====== Data for this exercise ======

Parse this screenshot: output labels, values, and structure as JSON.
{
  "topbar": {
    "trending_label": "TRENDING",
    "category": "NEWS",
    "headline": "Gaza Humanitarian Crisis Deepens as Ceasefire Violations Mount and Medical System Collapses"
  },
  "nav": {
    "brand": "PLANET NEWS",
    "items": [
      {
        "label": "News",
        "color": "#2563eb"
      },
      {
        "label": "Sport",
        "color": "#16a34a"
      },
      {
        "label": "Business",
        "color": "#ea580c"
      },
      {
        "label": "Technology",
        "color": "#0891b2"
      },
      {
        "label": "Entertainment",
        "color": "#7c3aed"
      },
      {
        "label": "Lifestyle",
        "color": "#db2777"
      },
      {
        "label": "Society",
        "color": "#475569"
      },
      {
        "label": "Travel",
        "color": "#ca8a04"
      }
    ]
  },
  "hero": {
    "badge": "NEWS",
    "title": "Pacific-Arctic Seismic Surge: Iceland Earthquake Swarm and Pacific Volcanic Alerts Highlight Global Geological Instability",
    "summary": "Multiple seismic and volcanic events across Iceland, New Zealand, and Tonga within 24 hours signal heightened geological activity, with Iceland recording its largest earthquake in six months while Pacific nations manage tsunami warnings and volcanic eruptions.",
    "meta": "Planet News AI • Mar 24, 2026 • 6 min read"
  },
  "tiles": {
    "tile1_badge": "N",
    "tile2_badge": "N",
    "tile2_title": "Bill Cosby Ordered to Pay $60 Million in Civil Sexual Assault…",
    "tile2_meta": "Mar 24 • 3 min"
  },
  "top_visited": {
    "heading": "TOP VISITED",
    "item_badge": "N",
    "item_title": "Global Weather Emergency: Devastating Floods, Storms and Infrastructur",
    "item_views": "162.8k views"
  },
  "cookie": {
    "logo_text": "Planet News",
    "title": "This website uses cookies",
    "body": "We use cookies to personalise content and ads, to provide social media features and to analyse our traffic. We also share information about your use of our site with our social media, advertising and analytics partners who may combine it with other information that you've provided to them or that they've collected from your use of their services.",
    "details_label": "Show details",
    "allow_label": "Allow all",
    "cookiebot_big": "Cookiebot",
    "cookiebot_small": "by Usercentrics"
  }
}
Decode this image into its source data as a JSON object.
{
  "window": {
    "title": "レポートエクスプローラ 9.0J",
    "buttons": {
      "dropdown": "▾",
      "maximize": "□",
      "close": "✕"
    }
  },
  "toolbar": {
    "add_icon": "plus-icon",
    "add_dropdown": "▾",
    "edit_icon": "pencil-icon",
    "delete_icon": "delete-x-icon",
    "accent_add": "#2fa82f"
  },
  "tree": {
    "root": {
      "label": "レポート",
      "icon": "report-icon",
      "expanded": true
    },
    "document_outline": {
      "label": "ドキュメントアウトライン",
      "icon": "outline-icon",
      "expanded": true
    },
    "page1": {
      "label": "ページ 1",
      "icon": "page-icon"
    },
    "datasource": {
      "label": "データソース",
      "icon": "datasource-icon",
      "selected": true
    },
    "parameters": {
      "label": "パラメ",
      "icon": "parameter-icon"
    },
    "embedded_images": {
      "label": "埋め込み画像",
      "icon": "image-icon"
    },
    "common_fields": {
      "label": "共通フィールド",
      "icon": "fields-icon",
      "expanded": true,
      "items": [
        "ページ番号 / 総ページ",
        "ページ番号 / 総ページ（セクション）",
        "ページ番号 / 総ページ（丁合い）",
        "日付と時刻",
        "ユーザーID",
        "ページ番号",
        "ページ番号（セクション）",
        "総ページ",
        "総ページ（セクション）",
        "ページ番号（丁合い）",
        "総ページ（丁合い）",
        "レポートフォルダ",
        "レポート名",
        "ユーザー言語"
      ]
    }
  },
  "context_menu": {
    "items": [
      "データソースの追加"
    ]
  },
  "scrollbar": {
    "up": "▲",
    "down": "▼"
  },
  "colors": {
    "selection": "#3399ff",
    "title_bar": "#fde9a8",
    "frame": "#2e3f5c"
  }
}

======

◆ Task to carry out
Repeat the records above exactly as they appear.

◆ Response to the task
Parse this screenshot: output labels, values, and structure as JSON.
{
  "topbar": {
    "trending_label": "TRENDING",
    "category": "NEWS",
    "headline": "Gaza Humanitarian Crisis Deepens as Ceasefire Violations Mount and Medical System Collapses"
  },
  "nav": {
    "brand": "PLANET NEWS",
    "items": [
      {
        "label": "News",
        "color": "#2563eb"
      },
      {
        "label": "Sport",
        "color": "#16a34a"
      },
      {
        "label": "Business",
        "color": "#ea580c"
      },
      {
        "label": "Technology",
        "color": "#0891b2"
      },
      {
        "label": "Entertainment",
        "color": "#7c3aed"
      },
      {
        "label": "Lifestyle",
        "color": "#db2777"
      },
      {
        "label": "Society",
        "color": "#475569"
      },
      {
        "label": "Travel",
        "color": "#ca8a04"
      }
    ]
  },
  "hero": {
    "badge": "NEWS",
    "title": "Pacific-Arctic Seismic Surge: Iceland Earthquake Swarm and Pacific Volcanic Alerts Highlight Global Geological Instability",
    "summary": "Multiple seismic and volcanic events across Iceland, New Zealand, and Tonga within 24 hours signal heightened geological activity, with Iceland recording its largest earthquake in six months while Pacific nations manage tsunami warnings and volcanic eruptions.",
    "meta": "Planet News AI • Mar 24, 2026 • 6 min read"
  },
  "tiles": {
    "tile1_badge": "N",
    "tile2_badge": "N",
    "tile2_title": "Bill Cosby Ordered to Pay $60 Million in Civil Sexual Assault…",
    "tile2_meta": "Mar 24 • 3 min"
  },
  "top_visited": {
    "heading": "TOP VISITED",
    "item_badge": "N",
    "item_title": "Global Weather Emergency: Devastating Floods, Storms and Infrastructur",
    "item_views": "162.8k views"
  },
  "cookie": {
    "logo_text": "Planet News",
    "title": "This website uses cookies",
    "body": "We use cookies to personalise content and ads, to provide social media features and to analyse our traffic. We also share information about your use of our site with our social media, advertising and analytics partners who may combine it with other information that you've provided to them or that they've collected from your use of their services.",
    "details_label": "Show details",
    "allow_label": "Allow all",
    "cookiebot_big": "Cookiebot",
    "cookiebot_small": "by Usercentrics"
  }
}
Decode this image into its source data as a JSON object.
{
  "window": {
    "title": "レポートエクスプローラ 9.0J",
    "buttons": {
      "dropdown": "▾",
      "maximize": "□",
      "close": "✕"
    }
  },
  "toolbar": {
    "add_icon": "plus-icon",
    "add_dropdown": "▾",
    "edit_icon": "pencil-icon",
    "delete_icon": "delete-x-icon",
    "accent_add": "#2fa82f"
  },
  "tree": {
    "root": {
      "label": "レポート",
      "icon": "report-icon",
      "expanded": true
    },
    "document_outline": {
      "label": "ドキュメントアウトライン",
      "icon": "outline-icon",
      "expanded": true
    },
    "page1": {
      "label": "ページ 1",
      "icon": "page-icon"
    },
    "datasource": {
      "label": "データソース",
      "icon": "datasource-icon",
      "selected": true
    },
    "parameters": {
      "label": "パラメ",
      "icon": "parameter-icon"
    },
    "embedded_images": {
      "label": "埋め込み画像",
      "icon": "image-icon"
    },
    "common_fields": {
      "label": "共通フィールド",
      "icon": "fields-icon",
      "expanded": true,
      "items": [
        "ページ番号 / 総ページ",
        "ページ番号 / 総ページ（セクション）",
        "ページ番号 / 総ページ（丁合い）",
        "日付と時刻",
        "ユーザーID",
        "ページ番号",
        "ページ番号（セクション）",
        "総ページ",
        "総ページ（セクション）",
        "ページ番号（丁合い）",
        "総ページ（丁合い）",
        "レポートフォルダ",
        "レポート名",
        "ユーザー言語"
      ]
    }
  },
  "context_menu": {
    "items": [
      "データソースの追加"
    ]
  },
  "scrollbar": {
    "up": "▲",
    "down": "▼"
  },
  "colors": {
    "selection": "#3399ff",
    "title_bar": "#fde9a8",
    "frame": "#2e3f5c"
  }
}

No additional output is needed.